The scene is set for a fine-dining Hyderabadi feast. Along with haleem (a mutton and lentil dish popular at Ramadan) and marag, a lamb broth with cardamom, there is course after course of rich and fragrant dishes. Third generation Sufi performers sing, dance and sway framed by the glittering skyline of city lights, fireworks and stars. The biryani when it arrives is just as stellar.
Taj Falaknuma Palace is a sumptuous mix of rococo, baroque and renaissance design, meticulously restored over a decade to its former opulence. There are 60-suites, including 4 heritage rooms, set amid 13-hectares of fragrant gardens, 2000-feet above the Old City.
ITC Kakatiya is centrally located and overlooks Hyderad’s largest lake, Hussain Sagar. The 188 rooms and suites pay tribute to the Kakatiya dynasty that ruled for 400 years, with earthy interiors, traditional art and ikat textiles. There are two destination restaurants, a spa, gym, and peaceful, palm-fringed pool.
The best of Hyderabad’s fine dining is to be found in the city’s five-star hotels. Fine diner Jewel of Nizam pairs rich Mughlai cuisine with panoramic views of the Osman Sagar Lake from atop a brutalist tower within the landscaped Golkonda Hotel grounds. Nuanced pan-asian cuisine is the highlight at Yi Jing, the Hi-Tech city restaurant within ITC Kohenur.For something completely different, Journey 1853 takes diners back in time to the romance of India’s first rail journey. The lavishly recreated Pullman dining carriage in Banjara Hills features liveried waiters, an extensive wine list and impeccable North Indian cuisine.
Other must-visit sites

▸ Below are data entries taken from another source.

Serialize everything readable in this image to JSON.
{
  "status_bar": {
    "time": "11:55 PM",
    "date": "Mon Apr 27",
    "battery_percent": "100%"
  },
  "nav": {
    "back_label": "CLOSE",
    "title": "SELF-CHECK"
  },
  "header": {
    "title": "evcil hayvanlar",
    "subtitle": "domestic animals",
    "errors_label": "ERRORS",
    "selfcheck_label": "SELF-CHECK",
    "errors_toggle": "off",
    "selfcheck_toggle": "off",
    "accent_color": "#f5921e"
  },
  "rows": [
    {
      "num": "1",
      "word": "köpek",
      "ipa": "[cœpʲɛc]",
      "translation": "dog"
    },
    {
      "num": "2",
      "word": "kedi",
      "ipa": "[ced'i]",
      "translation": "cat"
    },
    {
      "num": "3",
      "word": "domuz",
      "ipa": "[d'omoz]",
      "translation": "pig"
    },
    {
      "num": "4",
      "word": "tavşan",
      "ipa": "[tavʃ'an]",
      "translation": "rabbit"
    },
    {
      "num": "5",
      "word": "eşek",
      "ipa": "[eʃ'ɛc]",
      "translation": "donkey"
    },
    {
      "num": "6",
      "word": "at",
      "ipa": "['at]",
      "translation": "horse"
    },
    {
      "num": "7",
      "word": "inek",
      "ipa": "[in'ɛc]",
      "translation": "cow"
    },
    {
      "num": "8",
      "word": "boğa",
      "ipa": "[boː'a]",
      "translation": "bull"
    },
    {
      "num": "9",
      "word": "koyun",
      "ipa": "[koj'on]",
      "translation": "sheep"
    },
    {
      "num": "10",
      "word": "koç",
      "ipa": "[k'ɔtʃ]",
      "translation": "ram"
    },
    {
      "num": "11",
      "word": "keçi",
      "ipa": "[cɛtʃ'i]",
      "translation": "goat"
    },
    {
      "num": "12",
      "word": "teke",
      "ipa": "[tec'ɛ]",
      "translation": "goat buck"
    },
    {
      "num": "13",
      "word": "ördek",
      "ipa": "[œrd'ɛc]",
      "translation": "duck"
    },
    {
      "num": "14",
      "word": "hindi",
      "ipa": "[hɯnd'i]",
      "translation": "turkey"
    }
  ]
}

This sprawling hillside fort offers spectacular views of the city. Some of the world’s finest diamonds were mined here, including The Kohinoor and Hope diamonds.
This former Nizam palace boasts the world’s largest wardrobe, complete with a hand-operated lift, and a museum showcasing artefacts of the last ruling Nizam.
Intricately carved granite arches are a stand-out at this mosque, the second largest in India. Built from the mortar and dirt of Mecca, it is where the tombs of the Nizam lie.
With its distinctive minarets and grand arches, the 16th-century mosque has been compared to the Arc de Triomphe and was built to commemorate the eradication of cholera. ◼
© This article was first published in Dec-Jan 2020 edition of World Travel Magazine.